2/16/2024
A vast survey covering seven decades of art by Yoko Ono has just opened at Tate Modern, and we take a tour of the show with Juliet Bingham, its curator. The collection from Elton John’s home in Atlanta in the US is up for auction at Christie’s and ahead of its big Opening Night auction next week, The Art Newspaper’s associate digital editor Alexander Morrison spoke to Tash Perrin, Christie’s deputy chairman in the Americas, about the works and John’s particular taste in art and objects. And this episode’s Work of the Week is a reconstructed and reimagined statue of the fourth-century Roman emperor, Constantine the Great. The colossus has been remade from the 10 known fragments of the original sculpture by the Madrid-based Factum Foundation, and was installed last week in a garden in Rome’s Capitoline Museums.
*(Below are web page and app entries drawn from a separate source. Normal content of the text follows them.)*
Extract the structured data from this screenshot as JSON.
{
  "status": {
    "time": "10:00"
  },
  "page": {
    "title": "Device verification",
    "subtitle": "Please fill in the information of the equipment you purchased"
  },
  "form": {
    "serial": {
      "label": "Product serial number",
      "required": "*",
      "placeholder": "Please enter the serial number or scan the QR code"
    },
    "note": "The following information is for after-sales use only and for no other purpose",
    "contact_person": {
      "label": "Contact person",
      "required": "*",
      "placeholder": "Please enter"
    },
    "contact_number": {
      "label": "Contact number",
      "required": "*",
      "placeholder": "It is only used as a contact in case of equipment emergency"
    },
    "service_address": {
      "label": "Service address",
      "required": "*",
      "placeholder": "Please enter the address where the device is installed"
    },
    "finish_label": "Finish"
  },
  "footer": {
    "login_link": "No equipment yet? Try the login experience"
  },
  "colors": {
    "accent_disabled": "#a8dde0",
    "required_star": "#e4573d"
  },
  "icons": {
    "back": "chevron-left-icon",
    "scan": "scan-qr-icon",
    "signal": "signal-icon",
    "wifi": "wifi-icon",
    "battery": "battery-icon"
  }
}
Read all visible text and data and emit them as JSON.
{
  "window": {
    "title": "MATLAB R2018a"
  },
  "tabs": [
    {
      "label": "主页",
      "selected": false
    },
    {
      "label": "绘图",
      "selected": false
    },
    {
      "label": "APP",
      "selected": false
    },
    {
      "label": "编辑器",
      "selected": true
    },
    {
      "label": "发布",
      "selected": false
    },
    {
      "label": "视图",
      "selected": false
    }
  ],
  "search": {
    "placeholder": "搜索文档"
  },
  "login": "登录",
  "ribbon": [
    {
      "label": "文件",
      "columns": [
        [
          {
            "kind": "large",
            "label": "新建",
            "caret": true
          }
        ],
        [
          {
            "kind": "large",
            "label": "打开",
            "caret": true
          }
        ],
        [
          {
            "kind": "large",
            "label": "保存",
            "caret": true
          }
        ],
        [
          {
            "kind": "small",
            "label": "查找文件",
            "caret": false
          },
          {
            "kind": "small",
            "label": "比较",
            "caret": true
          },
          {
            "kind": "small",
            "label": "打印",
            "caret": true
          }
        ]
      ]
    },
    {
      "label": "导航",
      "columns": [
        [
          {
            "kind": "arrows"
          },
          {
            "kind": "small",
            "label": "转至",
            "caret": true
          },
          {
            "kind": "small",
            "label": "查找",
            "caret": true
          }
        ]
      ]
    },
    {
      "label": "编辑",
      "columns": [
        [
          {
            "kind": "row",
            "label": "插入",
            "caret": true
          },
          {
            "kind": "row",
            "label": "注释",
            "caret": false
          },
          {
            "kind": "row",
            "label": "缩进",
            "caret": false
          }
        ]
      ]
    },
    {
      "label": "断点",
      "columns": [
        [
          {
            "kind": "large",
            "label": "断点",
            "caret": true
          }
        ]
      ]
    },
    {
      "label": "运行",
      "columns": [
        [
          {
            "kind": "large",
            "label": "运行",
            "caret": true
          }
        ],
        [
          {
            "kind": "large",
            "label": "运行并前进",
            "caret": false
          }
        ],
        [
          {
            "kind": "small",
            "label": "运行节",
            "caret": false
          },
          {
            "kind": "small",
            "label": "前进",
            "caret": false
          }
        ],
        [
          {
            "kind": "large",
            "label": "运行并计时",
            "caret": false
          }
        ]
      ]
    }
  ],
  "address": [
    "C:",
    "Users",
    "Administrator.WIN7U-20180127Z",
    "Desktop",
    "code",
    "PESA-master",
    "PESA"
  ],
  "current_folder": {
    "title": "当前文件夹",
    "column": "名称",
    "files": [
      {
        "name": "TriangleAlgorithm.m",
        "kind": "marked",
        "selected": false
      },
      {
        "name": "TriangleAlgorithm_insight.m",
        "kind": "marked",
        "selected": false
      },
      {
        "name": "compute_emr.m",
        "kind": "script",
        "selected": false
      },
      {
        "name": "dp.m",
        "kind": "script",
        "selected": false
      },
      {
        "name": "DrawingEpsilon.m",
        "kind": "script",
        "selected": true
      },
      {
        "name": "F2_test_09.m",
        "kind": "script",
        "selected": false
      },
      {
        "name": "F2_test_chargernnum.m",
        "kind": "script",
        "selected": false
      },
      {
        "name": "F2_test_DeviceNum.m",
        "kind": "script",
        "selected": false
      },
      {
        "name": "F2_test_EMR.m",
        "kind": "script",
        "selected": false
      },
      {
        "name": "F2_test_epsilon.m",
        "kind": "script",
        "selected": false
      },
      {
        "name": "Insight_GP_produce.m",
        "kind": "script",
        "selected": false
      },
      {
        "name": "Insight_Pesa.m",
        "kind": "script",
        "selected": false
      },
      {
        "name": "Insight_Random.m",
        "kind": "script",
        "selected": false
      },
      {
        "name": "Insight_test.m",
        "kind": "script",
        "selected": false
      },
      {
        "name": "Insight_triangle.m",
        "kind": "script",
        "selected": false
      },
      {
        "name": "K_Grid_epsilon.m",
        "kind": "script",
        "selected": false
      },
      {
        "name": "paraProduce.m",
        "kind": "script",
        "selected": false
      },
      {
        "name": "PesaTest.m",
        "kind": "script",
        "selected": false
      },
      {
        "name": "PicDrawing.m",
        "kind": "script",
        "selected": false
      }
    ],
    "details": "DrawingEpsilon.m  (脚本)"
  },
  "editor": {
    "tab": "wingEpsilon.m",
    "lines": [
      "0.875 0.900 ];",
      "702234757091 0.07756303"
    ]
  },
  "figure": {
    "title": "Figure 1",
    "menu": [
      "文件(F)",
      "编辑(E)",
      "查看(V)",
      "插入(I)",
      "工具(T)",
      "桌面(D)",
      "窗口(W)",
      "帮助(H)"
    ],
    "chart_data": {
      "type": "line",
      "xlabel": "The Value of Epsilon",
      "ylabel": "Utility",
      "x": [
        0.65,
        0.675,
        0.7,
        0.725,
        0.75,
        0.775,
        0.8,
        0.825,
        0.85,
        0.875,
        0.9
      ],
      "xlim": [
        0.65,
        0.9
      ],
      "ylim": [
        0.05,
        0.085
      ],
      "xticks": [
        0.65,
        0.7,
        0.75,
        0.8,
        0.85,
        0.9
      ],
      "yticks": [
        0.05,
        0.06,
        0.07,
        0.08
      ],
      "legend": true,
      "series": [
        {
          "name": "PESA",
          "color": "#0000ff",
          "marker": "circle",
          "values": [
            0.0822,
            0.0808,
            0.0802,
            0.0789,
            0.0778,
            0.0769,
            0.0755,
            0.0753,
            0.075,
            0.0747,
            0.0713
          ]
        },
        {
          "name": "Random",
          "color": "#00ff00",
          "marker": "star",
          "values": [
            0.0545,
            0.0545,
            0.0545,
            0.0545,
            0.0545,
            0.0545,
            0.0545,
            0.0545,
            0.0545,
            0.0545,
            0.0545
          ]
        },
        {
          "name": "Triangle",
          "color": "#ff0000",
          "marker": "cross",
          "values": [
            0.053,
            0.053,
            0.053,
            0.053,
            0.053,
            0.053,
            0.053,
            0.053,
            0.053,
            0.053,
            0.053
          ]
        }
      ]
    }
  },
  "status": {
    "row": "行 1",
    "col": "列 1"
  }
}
Adam Lowe, the founder of the Factum Foundation, tells me more. Yoko Ono: Music of the Mind, Tate Modern, until 1 September; K20, Kunstsammlung Nordrhein Westfalen, Düsseldorf, Kunstsammlung Nordrhein Westfalen, 28 September-16 March 2025 The Collection of Sir Elton John: Goodbye Peachtree Road auctions begin at Christie’s New York on 21 February; online sales are now open. The Colossus of Constantine, Capitoline Museums, Rome, until at least the end of 2025. Get The Art Newspaper’s magazine The Year Ahead 2024, an authoritative guide to the world’s must-see art exhibitions and museum openings—many of which were discussed on our podcast from 12 January—at theartnewspaper.com for just £9.99 or $13.69. Hosted on Acast. See acast.com/privacy for more information.

Duration:00:57:49